I consider the line to be the 1960s since that seems to be when Mechanite starts to disappear in the manufacture of woodworking machines and be reserved for metalworking . I started working about 1966 ,all of the old heavy duty saws had riving knives. Babbitt is not obsolete. When it is obsolete you might not have current for your shop since it is still used in power generation .
It's in the same class as unicorns, UFOs, bigfoot, the Dodo and passenger pidgeons...What is "Ol' Arn"?How would you define old iron?
People say they find it - but - close scrutiny of all offerings on CL reveal nothing but "vintage"....
"Vintage" can best be described as something broken, filthy and of an unknown age that's priced at least twice what a new item costs.

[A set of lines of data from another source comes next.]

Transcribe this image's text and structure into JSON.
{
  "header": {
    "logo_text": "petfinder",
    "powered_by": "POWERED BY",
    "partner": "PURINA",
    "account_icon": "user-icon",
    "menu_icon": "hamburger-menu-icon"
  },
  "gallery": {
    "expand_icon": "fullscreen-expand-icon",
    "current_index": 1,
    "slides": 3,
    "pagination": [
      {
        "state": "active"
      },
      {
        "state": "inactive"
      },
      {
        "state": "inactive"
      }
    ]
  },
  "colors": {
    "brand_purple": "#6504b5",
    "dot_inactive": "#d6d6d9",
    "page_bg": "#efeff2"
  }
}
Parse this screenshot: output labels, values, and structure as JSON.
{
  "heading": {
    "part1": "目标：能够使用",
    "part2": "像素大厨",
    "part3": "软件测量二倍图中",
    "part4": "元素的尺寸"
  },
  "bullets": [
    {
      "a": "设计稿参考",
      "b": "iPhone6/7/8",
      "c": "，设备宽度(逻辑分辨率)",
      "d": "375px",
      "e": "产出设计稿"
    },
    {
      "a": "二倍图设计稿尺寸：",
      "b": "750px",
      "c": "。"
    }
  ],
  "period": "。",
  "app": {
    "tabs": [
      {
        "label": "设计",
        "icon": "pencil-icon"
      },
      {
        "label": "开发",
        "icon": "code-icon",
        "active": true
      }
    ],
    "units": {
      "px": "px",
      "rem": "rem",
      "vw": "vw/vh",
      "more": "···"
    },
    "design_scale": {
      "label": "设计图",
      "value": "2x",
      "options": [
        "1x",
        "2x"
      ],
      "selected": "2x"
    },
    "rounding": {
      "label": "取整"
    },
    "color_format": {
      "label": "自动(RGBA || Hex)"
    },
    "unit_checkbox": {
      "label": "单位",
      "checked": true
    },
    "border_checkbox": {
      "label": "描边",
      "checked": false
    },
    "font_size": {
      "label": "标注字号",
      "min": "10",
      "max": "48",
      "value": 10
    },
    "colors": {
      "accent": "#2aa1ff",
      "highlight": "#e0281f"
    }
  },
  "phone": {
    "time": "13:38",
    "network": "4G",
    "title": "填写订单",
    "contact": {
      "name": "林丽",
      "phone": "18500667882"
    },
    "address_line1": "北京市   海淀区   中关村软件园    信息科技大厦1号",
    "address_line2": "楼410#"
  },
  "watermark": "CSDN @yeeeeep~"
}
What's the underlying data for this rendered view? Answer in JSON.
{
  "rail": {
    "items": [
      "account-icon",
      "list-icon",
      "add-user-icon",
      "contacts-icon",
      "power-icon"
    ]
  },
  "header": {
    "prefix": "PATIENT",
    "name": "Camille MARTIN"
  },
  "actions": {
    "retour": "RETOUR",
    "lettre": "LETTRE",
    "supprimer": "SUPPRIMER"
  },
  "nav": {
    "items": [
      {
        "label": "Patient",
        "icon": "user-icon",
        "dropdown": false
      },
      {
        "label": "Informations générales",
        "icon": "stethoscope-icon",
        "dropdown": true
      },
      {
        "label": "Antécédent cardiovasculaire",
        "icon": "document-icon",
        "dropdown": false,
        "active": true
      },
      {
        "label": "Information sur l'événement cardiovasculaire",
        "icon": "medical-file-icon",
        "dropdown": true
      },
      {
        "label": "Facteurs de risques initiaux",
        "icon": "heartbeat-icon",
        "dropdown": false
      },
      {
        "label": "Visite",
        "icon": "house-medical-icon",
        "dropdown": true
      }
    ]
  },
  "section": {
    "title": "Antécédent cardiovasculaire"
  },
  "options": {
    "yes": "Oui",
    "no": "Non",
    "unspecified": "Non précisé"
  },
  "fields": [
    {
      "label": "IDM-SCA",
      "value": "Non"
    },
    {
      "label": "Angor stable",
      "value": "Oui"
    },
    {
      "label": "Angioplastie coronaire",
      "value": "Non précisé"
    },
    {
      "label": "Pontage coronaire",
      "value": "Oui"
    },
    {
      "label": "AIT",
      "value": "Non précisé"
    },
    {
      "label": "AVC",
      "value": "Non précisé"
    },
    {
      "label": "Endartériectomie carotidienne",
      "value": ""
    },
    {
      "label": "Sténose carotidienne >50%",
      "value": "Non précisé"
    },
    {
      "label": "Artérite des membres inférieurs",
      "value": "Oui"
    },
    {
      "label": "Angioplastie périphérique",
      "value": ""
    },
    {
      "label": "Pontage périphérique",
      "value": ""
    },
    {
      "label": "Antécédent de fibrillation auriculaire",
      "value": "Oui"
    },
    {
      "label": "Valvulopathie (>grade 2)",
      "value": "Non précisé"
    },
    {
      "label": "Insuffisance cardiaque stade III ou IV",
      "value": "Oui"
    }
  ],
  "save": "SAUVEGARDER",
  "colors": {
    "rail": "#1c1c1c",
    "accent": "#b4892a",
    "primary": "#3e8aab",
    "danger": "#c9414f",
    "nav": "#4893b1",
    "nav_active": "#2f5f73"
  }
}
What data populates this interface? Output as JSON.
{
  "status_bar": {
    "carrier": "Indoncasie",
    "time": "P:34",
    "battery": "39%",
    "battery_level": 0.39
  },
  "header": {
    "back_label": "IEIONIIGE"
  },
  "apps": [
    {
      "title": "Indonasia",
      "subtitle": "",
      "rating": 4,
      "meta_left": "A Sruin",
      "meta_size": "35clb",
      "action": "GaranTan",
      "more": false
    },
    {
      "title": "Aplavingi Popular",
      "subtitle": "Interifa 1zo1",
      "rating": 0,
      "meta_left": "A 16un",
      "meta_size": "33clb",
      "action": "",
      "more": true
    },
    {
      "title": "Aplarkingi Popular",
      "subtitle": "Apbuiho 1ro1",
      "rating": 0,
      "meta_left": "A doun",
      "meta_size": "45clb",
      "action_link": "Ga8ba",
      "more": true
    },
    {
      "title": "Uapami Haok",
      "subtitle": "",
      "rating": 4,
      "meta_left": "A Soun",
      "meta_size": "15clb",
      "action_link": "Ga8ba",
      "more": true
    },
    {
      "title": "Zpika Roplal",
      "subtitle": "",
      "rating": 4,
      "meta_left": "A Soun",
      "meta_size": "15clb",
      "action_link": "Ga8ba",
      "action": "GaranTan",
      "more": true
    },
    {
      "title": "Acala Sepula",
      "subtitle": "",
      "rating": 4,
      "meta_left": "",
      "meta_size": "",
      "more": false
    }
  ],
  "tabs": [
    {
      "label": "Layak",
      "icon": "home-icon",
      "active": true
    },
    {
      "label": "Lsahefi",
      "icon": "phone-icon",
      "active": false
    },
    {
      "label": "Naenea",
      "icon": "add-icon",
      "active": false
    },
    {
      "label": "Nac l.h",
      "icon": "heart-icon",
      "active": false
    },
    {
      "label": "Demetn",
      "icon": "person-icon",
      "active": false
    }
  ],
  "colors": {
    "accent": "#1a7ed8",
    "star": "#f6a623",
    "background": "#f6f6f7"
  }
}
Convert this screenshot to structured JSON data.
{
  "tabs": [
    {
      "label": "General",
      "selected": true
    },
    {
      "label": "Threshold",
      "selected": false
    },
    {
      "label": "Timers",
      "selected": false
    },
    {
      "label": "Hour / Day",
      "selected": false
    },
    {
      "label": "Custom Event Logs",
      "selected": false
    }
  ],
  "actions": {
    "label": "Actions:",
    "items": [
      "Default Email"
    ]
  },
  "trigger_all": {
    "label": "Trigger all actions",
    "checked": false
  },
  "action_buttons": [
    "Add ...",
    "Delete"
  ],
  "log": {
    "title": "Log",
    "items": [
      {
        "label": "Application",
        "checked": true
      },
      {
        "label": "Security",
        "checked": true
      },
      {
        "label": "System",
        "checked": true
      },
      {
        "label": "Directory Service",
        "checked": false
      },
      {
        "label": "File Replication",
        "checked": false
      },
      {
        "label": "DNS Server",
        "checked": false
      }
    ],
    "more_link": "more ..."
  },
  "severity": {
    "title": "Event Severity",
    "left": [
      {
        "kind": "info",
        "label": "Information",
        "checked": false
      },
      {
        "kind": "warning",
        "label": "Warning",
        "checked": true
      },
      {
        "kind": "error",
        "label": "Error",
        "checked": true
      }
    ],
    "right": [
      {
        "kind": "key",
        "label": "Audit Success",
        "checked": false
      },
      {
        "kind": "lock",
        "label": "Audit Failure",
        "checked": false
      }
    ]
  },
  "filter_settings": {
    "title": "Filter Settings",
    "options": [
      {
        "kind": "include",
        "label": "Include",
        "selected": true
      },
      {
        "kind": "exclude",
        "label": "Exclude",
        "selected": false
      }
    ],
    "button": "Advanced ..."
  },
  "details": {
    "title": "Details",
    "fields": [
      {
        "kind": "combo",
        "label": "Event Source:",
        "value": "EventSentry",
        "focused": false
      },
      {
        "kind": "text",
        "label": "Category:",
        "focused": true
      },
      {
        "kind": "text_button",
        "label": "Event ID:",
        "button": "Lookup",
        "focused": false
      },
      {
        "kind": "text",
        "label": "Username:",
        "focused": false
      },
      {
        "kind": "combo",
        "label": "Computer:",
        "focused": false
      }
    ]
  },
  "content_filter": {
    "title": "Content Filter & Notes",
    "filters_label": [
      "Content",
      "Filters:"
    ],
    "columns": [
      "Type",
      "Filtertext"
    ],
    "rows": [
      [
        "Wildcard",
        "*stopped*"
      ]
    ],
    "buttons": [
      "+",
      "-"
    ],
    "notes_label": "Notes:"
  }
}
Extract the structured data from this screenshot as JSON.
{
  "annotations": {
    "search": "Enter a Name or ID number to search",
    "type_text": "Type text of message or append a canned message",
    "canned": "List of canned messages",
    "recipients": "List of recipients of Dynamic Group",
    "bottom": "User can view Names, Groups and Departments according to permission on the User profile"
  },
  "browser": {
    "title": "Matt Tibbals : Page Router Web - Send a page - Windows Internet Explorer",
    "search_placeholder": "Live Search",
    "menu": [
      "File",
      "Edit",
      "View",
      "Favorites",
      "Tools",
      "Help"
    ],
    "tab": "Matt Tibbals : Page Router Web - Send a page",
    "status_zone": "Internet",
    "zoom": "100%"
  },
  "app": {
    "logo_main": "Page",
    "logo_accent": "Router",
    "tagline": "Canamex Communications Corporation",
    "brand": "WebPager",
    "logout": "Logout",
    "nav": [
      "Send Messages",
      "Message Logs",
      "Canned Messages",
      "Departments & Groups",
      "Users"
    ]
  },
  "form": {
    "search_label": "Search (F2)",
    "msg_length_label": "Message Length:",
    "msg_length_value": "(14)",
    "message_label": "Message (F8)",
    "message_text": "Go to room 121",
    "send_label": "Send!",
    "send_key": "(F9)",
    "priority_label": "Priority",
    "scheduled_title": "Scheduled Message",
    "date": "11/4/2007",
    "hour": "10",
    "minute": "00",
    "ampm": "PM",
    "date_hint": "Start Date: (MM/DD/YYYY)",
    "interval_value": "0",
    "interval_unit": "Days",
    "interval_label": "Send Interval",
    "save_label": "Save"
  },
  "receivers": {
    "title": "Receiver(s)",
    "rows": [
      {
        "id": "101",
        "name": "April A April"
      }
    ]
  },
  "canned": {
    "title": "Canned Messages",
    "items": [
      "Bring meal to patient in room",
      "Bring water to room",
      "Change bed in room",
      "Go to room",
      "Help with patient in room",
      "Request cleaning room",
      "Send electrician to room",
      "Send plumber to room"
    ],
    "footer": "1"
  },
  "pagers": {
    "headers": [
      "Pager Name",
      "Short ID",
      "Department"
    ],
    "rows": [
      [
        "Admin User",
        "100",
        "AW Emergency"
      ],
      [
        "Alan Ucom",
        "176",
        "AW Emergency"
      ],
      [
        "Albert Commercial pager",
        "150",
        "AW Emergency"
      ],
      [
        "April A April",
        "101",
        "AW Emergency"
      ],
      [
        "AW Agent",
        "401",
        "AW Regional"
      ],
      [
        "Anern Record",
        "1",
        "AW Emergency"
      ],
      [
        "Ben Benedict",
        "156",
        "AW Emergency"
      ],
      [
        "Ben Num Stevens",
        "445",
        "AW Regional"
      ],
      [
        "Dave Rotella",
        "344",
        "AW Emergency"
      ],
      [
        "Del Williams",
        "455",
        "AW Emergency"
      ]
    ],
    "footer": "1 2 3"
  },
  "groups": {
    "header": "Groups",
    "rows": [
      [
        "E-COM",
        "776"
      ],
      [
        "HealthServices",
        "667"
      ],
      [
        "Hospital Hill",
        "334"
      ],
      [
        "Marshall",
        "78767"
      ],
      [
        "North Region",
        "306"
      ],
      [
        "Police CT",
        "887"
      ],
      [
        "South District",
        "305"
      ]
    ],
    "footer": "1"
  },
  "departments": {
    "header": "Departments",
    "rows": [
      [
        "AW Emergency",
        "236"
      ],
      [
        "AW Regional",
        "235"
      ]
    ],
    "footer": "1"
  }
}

There have been some sightings of a sub species of Arn - Walker Turner Drill Presses - however so far these sightings have been unconfirmed.
try to remember that the very first step in finishing a project is choosing the material. You want to select wood that has the color and grain pattern than best suits your requirements as "covering up" those things after the fact makes your work much, much harder - Jim Becker
I am new to SMC but have been browsing treads for about a year now.
I personally define "old arn" as Tannewitz, Northfield, Oliver, Yates, Wadkin, etc. These companies made (Northfield still makes) machines that were basically bomb-proof, and once you made some tune-up, it held for years. I am planing to someday aquire a used Northfield 18" or 25" planer, because all the parts are still available from them.
My 2 cents,
There can be a an overly sentimental view of old machines,but there is also overly enthusiastic embrace of the new. We have TWO members here ,both engineers ,struggling to adjust and fix new jointers. Old iron left the factory adjusted and ready to use . Not with manuals with adjustment tips.
I still think it's just a matter of old and made of iron. For every machine made in the early part of the 20th century that turned into a classic, there must be several that didn't. I think there are at least three categories:
a) Machines that are the equal or better in every respect to current machines. Eg Some old, big, jointers, high quality Radial Arm Saws
b) Machines that simply weren't that good in the first place, but are old. Eg Delta Homecraft shapers, 3-speed drill presses with two-spoke handles and square head jointers.
c) Machines that were good in their day, but aren't as good as the modern crop. Eg most straight blade planers, and pretty much every table saw will fall into this category.
Not all that is old is equal, and certainly not all that is new. So as I say, the term means it's old and made of iron to me. No other inference.